Getting 30 is the threshold when people start thinking, “There must be something wrong with her that she is not married!”. I happened to read Melanie Notkin’s article, “Single and Childless Can We Just Move On?”. Melanie Notkin is best known for her bestseller, Savvy Auntie: The Ultimate Guide for Cool Aunts, Great-Aunts, Godmothers, and All Women Who Love Kids. The article above-mentioned was published in Psychology Today, on September 26. Melanie is about 40 and she gets tips from people about what online dating services she should use. No matter what their intention is, most certainly, they invade her inner world. The main idea in her article is that she came to terms with the thought of not being a mother, despite the fact that is wasn’t easy to do so.
What if a woman didn’t want to date any man any longer? What if a woman doesn’t want any children? There are destinies, which are meant to be meaningful in other ways than married, with children. Take as an example, Elizabeth Gilbert, the writer of the bestseller, Eat, Pray, Love and the sequel to it, Committed: A Love Story.
I agree that marrying the right man and becoming the mother of his children gives the meaningful touch to life. You are a lucky woman, in the same way he is a lucky man. This is when your life, the mainstream woman, gets even more challenging. Once becoming a mother, the entire perspective on life changes. The brains start having a brownian motion, higher than before, and you become the master of multitasking. You will never again buy a dress for yourself, without feeling guilty that you should have bought instead something for your kid/kids.
The biggest challenge is to balance between being a mother, a wife, a woman and a career woman.

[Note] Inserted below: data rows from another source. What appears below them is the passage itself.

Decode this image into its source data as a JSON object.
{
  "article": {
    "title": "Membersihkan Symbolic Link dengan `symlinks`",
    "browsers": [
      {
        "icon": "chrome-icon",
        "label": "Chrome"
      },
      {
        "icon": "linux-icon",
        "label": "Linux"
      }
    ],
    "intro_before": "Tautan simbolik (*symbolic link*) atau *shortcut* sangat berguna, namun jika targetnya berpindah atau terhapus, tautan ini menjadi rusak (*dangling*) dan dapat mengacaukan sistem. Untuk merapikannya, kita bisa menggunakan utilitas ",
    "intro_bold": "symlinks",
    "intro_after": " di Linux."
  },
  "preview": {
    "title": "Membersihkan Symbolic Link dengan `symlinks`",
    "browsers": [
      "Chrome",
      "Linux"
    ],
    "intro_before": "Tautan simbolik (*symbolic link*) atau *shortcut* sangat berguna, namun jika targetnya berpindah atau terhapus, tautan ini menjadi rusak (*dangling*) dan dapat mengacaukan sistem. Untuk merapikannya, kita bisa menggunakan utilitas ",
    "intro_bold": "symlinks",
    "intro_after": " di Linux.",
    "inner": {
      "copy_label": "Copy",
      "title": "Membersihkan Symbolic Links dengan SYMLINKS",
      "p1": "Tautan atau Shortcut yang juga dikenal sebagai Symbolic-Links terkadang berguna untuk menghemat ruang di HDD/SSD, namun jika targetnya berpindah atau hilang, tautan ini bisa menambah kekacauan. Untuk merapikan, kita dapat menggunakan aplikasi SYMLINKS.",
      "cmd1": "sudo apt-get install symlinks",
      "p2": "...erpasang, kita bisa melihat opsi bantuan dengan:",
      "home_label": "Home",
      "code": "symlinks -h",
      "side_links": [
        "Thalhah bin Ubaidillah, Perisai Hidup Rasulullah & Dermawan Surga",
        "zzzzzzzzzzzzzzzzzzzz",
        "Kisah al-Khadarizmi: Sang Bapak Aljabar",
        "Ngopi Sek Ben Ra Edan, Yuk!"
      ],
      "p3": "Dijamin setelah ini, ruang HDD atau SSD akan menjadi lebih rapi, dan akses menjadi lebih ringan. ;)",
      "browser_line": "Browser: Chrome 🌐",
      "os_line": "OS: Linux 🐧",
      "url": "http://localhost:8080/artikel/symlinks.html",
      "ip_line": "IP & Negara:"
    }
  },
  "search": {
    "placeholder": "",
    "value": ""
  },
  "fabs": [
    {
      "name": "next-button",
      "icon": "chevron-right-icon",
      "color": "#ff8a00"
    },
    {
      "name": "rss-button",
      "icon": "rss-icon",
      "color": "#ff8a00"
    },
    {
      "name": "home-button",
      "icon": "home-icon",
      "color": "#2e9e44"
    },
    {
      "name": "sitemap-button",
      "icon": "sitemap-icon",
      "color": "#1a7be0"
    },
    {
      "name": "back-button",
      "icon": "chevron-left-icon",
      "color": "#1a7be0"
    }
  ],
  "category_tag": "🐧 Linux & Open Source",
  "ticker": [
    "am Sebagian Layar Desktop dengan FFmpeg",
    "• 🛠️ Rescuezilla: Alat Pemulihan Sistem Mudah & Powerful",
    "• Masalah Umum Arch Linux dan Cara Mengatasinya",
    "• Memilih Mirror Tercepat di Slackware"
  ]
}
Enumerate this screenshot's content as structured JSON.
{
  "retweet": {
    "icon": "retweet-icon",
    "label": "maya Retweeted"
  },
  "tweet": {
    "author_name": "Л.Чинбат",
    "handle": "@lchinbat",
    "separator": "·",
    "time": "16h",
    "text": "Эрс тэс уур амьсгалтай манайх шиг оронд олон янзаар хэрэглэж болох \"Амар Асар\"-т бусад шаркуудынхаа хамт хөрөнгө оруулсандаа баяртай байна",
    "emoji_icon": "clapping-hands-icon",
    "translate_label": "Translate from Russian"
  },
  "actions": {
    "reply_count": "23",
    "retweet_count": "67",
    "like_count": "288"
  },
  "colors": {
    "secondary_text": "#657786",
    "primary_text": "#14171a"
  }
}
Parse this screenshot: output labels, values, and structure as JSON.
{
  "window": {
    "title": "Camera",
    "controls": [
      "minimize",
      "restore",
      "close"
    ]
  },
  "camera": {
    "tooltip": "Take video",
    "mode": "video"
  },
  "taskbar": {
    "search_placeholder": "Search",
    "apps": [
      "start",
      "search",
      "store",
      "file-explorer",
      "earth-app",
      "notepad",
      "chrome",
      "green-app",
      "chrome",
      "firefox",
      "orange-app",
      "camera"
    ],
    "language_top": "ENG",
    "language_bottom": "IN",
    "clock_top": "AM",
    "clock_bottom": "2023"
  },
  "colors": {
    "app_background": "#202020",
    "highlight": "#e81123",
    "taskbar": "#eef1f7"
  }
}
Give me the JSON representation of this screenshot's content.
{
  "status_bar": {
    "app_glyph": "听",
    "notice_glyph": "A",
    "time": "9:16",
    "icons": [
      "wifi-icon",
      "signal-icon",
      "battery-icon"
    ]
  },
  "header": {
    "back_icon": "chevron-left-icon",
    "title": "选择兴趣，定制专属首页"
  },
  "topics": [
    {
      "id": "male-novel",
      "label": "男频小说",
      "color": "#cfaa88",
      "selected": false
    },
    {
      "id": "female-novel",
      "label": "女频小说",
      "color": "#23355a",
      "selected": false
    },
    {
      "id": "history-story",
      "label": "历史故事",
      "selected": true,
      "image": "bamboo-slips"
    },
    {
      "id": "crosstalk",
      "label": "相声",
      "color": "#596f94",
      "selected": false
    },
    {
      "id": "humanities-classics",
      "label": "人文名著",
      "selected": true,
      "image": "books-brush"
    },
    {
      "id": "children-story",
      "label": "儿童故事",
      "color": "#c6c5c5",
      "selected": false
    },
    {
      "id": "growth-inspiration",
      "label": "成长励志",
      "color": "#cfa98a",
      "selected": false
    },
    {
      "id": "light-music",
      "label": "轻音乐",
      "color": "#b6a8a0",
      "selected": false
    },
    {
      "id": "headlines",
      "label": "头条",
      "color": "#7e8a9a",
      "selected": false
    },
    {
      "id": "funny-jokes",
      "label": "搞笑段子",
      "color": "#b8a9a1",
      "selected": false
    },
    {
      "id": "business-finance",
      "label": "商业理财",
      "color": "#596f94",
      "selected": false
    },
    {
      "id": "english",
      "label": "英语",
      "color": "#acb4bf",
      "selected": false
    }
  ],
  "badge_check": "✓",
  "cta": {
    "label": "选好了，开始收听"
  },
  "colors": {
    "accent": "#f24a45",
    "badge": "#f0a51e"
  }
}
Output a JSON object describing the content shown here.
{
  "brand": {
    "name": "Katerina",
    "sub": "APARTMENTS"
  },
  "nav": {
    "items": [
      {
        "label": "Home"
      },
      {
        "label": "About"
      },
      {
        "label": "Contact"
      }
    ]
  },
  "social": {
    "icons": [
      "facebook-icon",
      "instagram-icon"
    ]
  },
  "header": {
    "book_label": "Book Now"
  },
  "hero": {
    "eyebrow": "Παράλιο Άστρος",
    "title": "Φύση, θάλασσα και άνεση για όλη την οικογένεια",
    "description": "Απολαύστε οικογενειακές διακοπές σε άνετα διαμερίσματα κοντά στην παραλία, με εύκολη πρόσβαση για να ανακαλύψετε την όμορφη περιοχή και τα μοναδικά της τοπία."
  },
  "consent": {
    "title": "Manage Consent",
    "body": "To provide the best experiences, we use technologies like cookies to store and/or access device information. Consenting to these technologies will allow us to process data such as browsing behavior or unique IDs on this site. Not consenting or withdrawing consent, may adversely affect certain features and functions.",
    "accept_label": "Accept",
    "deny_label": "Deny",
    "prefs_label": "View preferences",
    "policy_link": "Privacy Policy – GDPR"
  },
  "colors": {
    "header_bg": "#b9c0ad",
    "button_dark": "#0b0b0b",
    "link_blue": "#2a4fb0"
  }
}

In the first stage of motherhood, national laws stipulate how long a mother has the right to stay at home with her baby. The problem comes in the later stages of motherhood, when the mother returns to work. Out of 24 hours in a day, how much time does a mainstream woman dedicate to her work, to her family and to her baby?
I was given the right to choose my priorities. And yet, I feel the judgement in other people’s eyes when I tell I am a stay at home mother. The ultimate challenge is to be able to silence the voices of other players and connect to the core of your inner being. Over there, there is no role to play, only the authenticity of a meaningful life.